Khosrow Hassanzadeh: "Haft Khan"

23 April - 29 May 2010 Charles Decoster - Brussels

Gallery Nathalie Obadia is pleased to present the first solo exhibition in Brussels of the Iranian artist Khosrow Hassanzadeh. Born in Iran in 1963, Hassanzadeh oscillates between deeply personal art, such as his work relating his experiences in the Iran-Iraq war, and homage to the interior, ornamented life of Iranian people. His work can found in the collections of the British Museum,  London, The Tropen Museum, Amsterdam, the World Bank, Washington DC and he has exhibited widely including the Venice Biennale in the East-West Divan (2009), and several solo and group shows in Dubai, London and Germany.

Khosrow Hassanzadeh creates pop art in the truest sense. Kitschy evocations of his home country's public imagination abound, lit by the glint of fairy lights that evoke an atmosphere of both sanctity and plasticity. He captures a nostalgia for the past and the sentiments integral to the bazaars and traffic-plagued streets of workaday Tehran.

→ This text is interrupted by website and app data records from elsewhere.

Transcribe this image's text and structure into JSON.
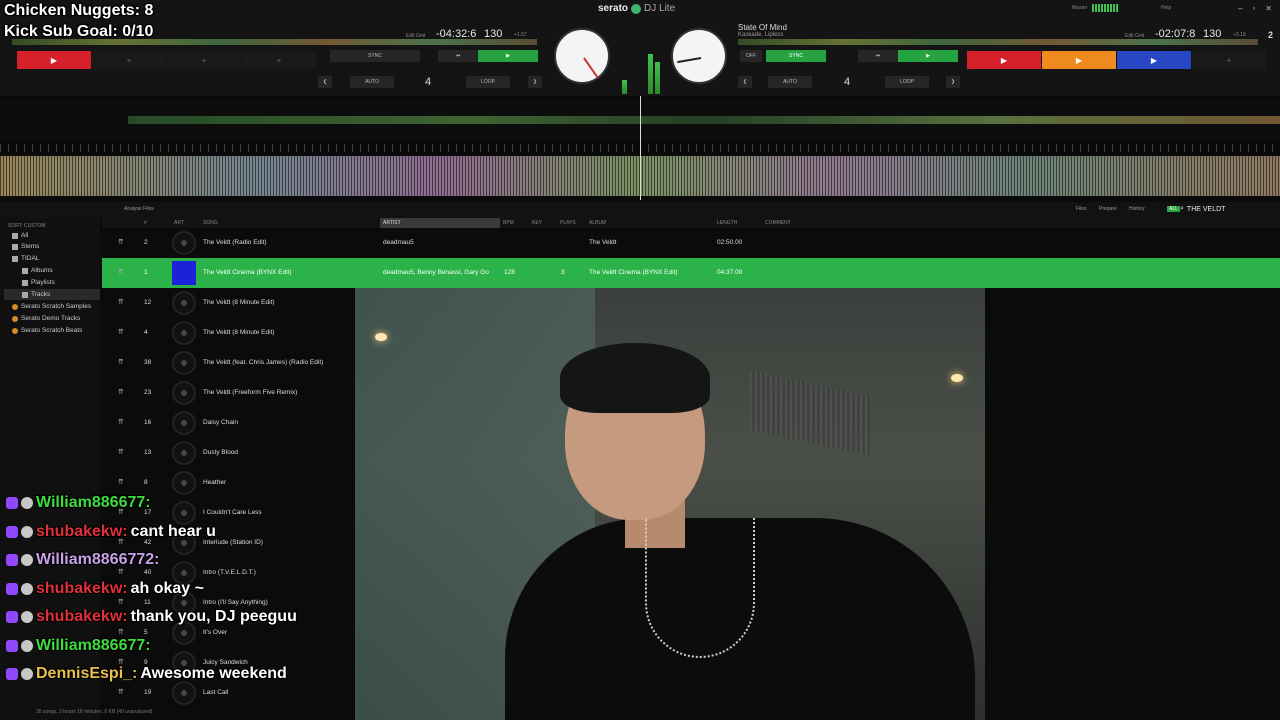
{
  "overlay": {
    "chicken_nuggets": "Chicken Nuggets: 8",
    "kick_goal": "Kick Sub Goal: 0/10"
  },
  "app": {
    "brand": "serato",
    "product": "DJ Lite",
    "master_label": "Master",
    "help_label": "Help",
    "deck2_num": "2"
  },
  "deck_left": {
    "time": "-04:32:6",
    "bpm": "130",
    "bpm_offset": "+1.57",
    "edit_grid": "Edit Grid",
    "sync": "SYNC",
    "auto": "AUTO",
    "loop": "LOOP",
    "loop_num": "4"
  },
  "deck_right": {
    "title": "State Of Mind",
    "artist": "Kaskade, Lipless",
    "time": "-02:07:8",
    "bpm": "130",
    "bpm_offset": "+3.19",
    "edit_grid": "Edit Grid",
    "off": "OFF",
    "sync": "SYNC",
    "auto": "AUTO",
    "loop": "LOOP",
    "loop_num": "4"
  },
  "pads": {
    "plus": "+",
    "play": "▶"
  },
  "colors": {
    "pad_red": "#d6202a",
    "pad_orange": "#ef8a1e",
    "pad_blue": "#2747c4",
    "pad_green": "#27a340",
    "row_highlight": "#2bb34a"
  },
  "library": {
    "analyse_files": "Analyse Files",
    "files": "Files",
    "prepare": "Prepare",
    "history": "History",
    "all_btn": "ALL",
    "search": "THE VELDT",
    "sort_custom": "SORT: CUSTOM",
    "sidebar": [
      "All",
      "Stems",
      "TIDAL",
      "Albums",
      "Playlists",
      "Tracks",
      "Serato Scratch Samples",
      "Serato Demo Tracks",
      "Serato Scratch Beats"
    ],
    "columns": {
      "hash": "#",
      "art": "ART",
      "song": "SONG",
      "artist": "ARTIST",
      "bpm": "BPM",
      "key": "KEY",
      "plays": "PLAYS",
      "album": "ALBUM",
      "length": "LENGTH",
      "comment": "COMMENT"
    },
    "rows": [
      {
        "num": "2",
        "song": "The Veldt (Radio Edit)",
        "artist": "deadmau5",
        "bpm": "",
        "plays": "",
        "album": "The Veldt",
        "length": "02:50.00"
      },
      {
        "num": "1",
        "song": "The Veldt Cinema (BYNX Edit)",
        "artist": "deadmau5, Benny Benassi, Gary Go",
        "bpm": "128",
        "plays": "3",
        "album": "The Veldt Cinema (BYNX Edit)",
        "length": "04:37.00"
      },
      {
        "num": "12",
        "song": "The Veldt (8 Minute Edit)",
        "artist": "",
        "bpm": "",
        "plays": "",
        "album": "",
        "length": ""
      },
      {
        "num": "4",
        "song": "The Veldt (8 Minute Edit)",
        "artist": "",
        "bpm": "",
        "plays": "",
        "album": "",
        "length": ""
      },
      {
        "num": "38",
        "song": "The Veldt (feat. Chris James) (Radio Edit)",
        "artist": "",
        "bpm": "",
        "plays": "",
        "album": "",
        "length": ""
      },
      {
        "num": "23",
        "song": "The Veldt (Freeform Five Remix)",
        "artist": "",
        "bpm": "",
        "plays": "",
        "album": "",
        "length": ""
      },
      {
        "num": "16",
        "song": "Daisy Chain",
        "artist": "",
        "bpm": "",
        "plays": "",
        "album": "",
        "length": ""
      },
      {
        "num": "13",
        "song": "Dusty Blood",
        "artist": "",
        "bpm": "",
        "plays": "",
        "album": "",
        "length": ""
      },
      {
        "num": "8",
        "song": "Heather",
        "artist": "",
        "bpm": "",
        "plays": "",
        "album": "",
        "length": ""
      },
      {
        "num": "17",
        "song": "I Couldn't Care Less",
        "artist": "",
        "bpm": "",
        "plays": "",
        "album": "",
        "length": ""
      },
      {
        "num": "42",
        "song": "Interlude (Station ID)",
        "artist": "",
        "bpm": "",
        "plays": "",
        "album": "",
        "length": ""
      },
      {
        "num": "40",
        "song": "Intro (T.V.E.L.D.T.)",
        "artist": "",
        "bpm": "",
        "plays": "",
        "album": "",
        "length": ""
      },
      {
        "num": "11",
        "song": "Intro (I'll Say Anything)",
        "artist": "",
        "bpm": "",
        "plays": "",
        "album": "",
        "length": ""
      },
      {
        "num": "5",
        "song": "It's Over",
        "artist": "",
        "bpm": "",
        "plays": "",
        "album": "",
        "length": ""
      },
      {
        "num": "9",
        "song": "Juicy Sandwich",
        "artist": "",
        "bpm": "",
        "plays": "",
        "album": "",
        "length": ""
      },
      {
        "num": "19",
        "song": "Last Call",
        "artist": "",
        "bpm": "",
        "plays": "",
        "album": "",
        "length": ""
      }
    ],
    "status": "30 songs, 3 hours 18 minutes, 0 KB (49 unanalyzed)"
  },
  "chat": [
    {
      "name": "William886677:",
      "color": "#3fdc3f",
      "msg": ""
    },
    {
      "name": "shubakekw:",
      "color": "#e0303a",
      "msg": "cant hear u"
    },
    {
      "name": "William8866772:",
      "color": "#c8a0e8",
      "msg": ""
    },
    {
      "name": "shubakekw:",
      "color": "#e0303a",
      "msg": "ah okay ~"
    },
    {
      "name": "shubakekw:",
      "color": "#e0303a",
      "msg": "thank you, DJ peeguu"
    },
    {
      "name": "William886677:",
      "color": "#3fdc3f",
      "msg": ""
    },
    {
      "name": "DennisEspi_:",
      "color": "#e8c04a",
      "msg": "Awesome weekend"
    }
  ]
}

In this latest collection of works, Hassanzadeh takes his engagement with the popular forms and visual imagination of Iran into ceramics. 'Haft Khan' is the first time the artist has worked on ceramic tile forms of this scale, and makes reference to the abundance of such tiling in Iran. It is found in sulphurous blue hue on the domes of mosques, or sprawling mosaic-like interiors with an undulating weave of crisp forms and floral patterns. Here, Hassanzadeh composes eight 'canvases' of blue ceramic tiles. Together, the eight works form a painted fresco where broad-shouldered Pahlavan wrestlers stand alongside characters absorbed from the pages of old Persia's illuminated manuscripts.

To understand the importance of Pahlavans, it's vital to go back to the roots of the Persian imagination. The Shahnameh, the 11th century epic poem by Ferdowsi, tells the story of pre-Islamic Persia, with its rival kings, everpresent wars and heroes touched by the divine. Rostam, a Herculean figure in the poem, could almost be the Shahnameh's protagonist. His 'seven trials' sit at the heart of the poem and are entwined in Iranian phraseology (as the name of this show, 'Haft Khan', refers to), synonymous with notions of valour, courage and chivalry.

The wrestler became, for these reasons, the embodiment of Rostam in the lives of Iranians. Hassanzadeh talks about the role these powerfully built yet spiritually disciplined sportsmen would play in the community - a sort of village elder for each neighbourhood, offering advice and help to all who came to their 'zoorkhaneh' (wrestling gym).

Hassanzadeh recreates the faded patina of aging photographs of these Pahlavans on his ceramic 'canvases'. The smaller, more intricate, figures alongside the wrestlers have been lifted from the art of Persian miniature painting, used to illuminate poetry such as the Shahnameh. This combined imagery represents the shared adoration of Iranians for wrestlers and the sentiments of the epic poems that gave Iran its national identity.

Yet the title of these works, 'Haft Khan', and its relationship with the trials of Rostam, sets a tone for Hassanzadeh's work. As Iran faces its recent upheavals, the struggle that 'Haft Khan' implies is pointed to. By placing the pieces on tiles, synonymous with the decoration found in mosques, he makes reference to an almost devotional struggle for the Pahlavan ideals of freedom, chivalry and righteous code of conduct that can be found in the people of contemporary Iran.

Accompanying these works is a series of silkscreen tapestries that take the same faded photographs of the Pahlavan but surround these with elegant yet frenetic calligraphy of the same repeated phrase, 'Ya Ali!' The phrase is often used to request luck before a bout by Pahlavan wrestlers, but has deep connections with Sufi Islam, a mystic form of the religion that is associated with the spiritual dedication of the wrestlers and the whirling Dervishes who dance themselves into trance-like connection with God. Hassanzadeh's style of calligraphy mirrors that whirling effect of the Dervishes.

Alongside this, the artist presents a selection of works from his 'Ready To Order' series, in which he creates his own versions of the small box-like mementos found in shrines around Iran. The mementos, filled with photographs and small objects from a person's life, are usually created in dedication to sons lost as martyrs or prominent religious figures. But here, Hassanzadeh has scoured the bazaars of Tehran to create his own readymade tribute to the figures that were swept away in the tide of the Islamic Revolution. Famous gymnasts, who captured the imagination of the country, or since banned singers such as Javad, who lives on as a name synonymous with kitsch, are presented as cutouts framed in a nostalgia-tinged tangle of twinkling fairylights, blooms of orange garlands, and fabulously garish fantasy backgrounds. These kitsch-soaked objects are part-sculpture, part-installation and capture the public nostalgia felt towards the icons of pre-Revolution.